In keeping with what has become a nationwide trend, Arizona voters approved the Fair Wages and Healthy Families Initiative (“Proposition 206”), a ballot measure that incrementally increases the minimum wage, and requires employers to provide paid sick leave. The measure passed by a margin of 59% to 41%.
Minimum Wage Rates Hiked
Beginning January 1, 2017, the statewide minimum wage will increase to $10.00 per hour. The minimum wage will be raised to $10.50 in 2018, $11.00 in 2019, and $12.00 in 2020. Starting in 2021, the minimum wage is subject to annual adjustment based on the cost of living. (Employees who receive tips can continue to earn up to $3 per hour less than the current minimum wage—assuming the employer can establish that the employee’s total income equals at least the minimum wage when tips are included.)
All Employers Must Provide Paid Sick Leave
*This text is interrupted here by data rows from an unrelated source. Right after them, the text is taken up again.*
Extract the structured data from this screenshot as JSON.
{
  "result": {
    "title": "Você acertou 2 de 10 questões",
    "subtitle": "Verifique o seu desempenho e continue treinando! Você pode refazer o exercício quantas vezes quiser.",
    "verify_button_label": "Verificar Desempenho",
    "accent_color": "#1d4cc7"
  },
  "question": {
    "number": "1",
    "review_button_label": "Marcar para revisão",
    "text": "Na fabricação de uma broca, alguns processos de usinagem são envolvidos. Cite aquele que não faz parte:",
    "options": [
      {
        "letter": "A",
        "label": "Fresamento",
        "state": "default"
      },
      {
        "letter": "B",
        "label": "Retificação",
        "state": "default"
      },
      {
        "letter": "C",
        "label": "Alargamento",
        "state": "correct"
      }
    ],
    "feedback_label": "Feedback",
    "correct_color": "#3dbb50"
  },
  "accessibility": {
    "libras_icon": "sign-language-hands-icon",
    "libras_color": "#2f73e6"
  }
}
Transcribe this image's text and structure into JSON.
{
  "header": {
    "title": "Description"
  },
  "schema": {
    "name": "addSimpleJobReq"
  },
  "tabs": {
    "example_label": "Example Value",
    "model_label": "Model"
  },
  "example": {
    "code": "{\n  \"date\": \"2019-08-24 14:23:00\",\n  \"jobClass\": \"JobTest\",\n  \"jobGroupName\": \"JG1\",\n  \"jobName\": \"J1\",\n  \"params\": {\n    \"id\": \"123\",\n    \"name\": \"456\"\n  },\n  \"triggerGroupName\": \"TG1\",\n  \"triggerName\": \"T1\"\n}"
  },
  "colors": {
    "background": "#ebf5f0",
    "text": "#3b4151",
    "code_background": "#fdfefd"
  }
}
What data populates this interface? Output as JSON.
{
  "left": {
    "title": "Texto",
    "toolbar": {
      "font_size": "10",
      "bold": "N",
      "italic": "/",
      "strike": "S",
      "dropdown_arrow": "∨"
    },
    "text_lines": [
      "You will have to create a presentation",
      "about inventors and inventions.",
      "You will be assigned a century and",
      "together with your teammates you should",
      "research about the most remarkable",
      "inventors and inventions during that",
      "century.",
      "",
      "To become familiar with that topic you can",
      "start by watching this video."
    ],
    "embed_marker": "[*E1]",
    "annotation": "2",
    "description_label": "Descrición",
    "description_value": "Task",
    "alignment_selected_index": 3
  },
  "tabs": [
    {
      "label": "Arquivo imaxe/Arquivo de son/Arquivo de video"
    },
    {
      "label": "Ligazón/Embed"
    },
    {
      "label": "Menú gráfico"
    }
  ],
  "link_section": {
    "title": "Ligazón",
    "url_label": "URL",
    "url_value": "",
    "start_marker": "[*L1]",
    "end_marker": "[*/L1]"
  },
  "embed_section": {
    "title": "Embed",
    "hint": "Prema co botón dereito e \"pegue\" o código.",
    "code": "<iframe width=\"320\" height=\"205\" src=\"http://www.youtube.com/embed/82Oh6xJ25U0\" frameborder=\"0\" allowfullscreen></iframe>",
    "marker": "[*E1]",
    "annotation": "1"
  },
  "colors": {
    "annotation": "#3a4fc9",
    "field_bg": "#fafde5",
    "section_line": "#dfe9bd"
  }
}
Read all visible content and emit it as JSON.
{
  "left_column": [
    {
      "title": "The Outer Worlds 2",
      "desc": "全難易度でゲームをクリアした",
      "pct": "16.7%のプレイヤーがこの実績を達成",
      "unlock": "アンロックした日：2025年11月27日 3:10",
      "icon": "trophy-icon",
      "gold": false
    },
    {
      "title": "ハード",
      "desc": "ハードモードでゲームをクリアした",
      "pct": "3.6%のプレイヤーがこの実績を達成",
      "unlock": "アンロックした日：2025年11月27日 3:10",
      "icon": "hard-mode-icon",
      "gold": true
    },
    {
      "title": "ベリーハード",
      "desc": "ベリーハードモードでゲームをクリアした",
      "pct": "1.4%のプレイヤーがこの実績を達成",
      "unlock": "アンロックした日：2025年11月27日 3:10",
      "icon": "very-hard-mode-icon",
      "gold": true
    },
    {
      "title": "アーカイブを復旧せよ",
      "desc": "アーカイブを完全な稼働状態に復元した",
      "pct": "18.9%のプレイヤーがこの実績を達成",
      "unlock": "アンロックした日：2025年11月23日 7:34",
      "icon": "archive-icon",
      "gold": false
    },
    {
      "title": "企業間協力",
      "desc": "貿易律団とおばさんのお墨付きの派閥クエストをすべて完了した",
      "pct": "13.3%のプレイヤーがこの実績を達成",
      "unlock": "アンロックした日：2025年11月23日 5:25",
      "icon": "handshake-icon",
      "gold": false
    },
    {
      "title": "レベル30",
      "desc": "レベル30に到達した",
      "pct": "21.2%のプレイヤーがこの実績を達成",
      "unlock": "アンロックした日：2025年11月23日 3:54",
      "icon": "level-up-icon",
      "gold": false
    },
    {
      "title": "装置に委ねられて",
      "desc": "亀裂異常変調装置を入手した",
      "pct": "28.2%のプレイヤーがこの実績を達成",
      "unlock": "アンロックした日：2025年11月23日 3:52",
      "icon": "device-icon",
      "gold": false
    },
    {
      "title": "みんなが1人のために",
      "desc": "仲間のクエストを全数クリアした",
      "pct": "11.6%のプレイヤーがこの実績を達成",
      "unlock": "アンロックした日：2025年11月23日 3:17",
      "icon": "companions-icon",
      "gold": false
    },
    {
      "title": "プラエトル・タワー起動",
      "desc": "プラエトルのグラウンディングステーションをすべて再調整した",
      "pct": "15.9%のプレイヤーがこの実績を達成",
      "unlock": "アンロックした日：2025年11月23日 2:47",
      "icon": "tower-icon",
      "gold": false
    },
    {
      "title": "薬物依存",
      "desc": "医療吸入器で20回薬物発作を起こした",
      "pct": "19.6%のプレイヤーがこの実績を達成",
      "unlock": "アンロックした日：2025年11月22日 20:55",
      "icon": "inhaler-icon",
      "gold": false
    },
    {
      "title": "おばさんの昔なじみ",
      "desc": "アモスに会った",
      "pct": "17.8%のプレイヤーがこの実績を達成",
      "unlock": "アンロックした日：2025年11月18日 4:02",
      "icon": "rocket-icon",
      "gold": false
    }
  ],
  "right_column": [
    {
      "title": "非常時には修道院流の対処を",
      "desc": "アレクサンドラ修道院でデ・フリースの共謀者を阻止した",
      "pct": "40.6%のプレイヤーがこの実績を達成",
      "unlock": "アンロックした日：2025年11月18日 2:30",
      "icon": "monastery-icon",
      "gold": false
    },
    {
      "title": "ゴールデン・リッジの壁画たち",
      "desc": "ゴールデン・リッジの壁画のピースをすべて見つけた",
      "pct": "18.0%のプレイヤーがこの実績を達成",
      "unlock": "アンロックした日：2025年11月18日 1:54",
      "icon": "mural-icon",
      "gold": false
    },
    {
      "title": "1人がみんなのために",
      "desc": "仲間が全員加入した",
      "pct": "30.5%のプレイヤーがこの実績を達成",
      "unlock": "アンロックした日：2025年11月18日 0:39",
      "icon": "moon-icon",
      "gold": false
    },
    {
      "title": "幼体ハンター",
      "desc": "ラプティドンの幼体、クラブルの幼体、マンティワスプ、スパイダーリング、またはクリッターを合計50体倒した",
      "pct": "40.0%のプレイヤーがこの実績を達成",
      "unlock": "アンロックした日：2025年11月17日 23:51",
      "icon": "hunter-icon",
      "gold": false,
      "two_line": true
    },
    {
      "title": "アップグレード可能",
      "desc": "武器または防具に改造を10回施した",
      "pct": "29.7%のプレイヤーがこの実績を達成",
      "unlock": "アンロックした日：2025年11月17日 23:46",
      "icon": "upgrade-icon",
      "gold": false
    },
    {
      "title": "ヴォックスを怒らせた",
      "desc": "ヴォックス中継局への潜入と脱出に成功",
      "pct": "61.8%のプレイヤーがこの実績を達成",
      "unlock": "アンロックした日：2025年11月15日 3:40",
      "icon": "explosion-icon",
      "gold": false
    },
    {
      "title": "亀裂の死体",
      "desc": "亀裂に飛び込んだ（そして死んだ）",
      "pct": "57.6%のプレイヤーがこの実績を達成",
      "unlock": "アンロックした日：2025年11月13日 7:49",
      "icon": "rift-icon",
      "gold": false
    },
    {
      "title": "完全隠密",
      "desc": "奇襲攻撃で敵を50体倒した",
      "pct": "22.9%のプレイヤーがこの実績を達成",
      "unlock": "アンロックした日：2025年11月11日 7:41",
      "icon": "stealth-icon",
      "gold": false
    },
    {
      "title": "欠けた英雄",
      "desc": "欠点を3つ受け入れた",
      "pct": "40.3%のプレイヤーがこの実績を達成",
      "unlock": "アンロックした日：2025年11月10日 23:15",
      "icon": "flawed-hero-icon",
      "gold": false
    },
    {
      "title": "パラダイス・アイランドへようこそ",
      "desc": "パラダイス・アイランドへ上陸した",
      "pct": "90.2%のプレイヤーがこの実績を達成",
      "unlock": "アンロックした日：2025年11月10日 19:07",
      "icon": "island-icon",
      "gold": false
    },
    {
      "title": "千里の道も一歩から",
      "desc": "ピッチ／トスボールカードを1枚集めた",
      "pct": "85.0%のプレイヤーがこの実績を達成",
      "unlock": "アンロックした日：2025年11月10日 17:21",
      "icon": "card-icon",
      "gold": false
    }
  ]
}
Beginning July 1, 2017, the new law also requires all employers to offer paid sick leave for their employees to use for their medical or mental health care, their need to care for a family member, a public health emergency, or for addressing domestic violence or abuse. Employers with 15 or more employees must permit employees to accrue and use up to 40 hours of paid leave per year. Employers with fewer than 15 employees must permit employees to accrue and use up to 24 hours of leave per year.
Employers will need to modify their leave policies to comply with the rather complicated and detailed paid leave requirements. For example, the law requires that employees be permitted to carry forward any accrued but unused sick leave into the following year unless the employer pays out the unused leave amounts. But the employer may pay out the accrued leave in lieu of carryover only if it frontloads the following year’s entire leave allotment to the employee for immediate use.
Notice of this new benefit, along with the new minimum wage, must be posted at the workplace.
We understand that many businesses—especially small businesses—may need to make some tough decisions to comply with these new requirements. If you would like assistance in planning for the implementation of Proposition 206, please contact BurnsBarton attorneys David Barton at 602.753.4504 (or firstname.lastname@example.org) or Christie Hammerle at 602.753.4510 (or email@example.com).
This post was co-authored by Christie Hammerle.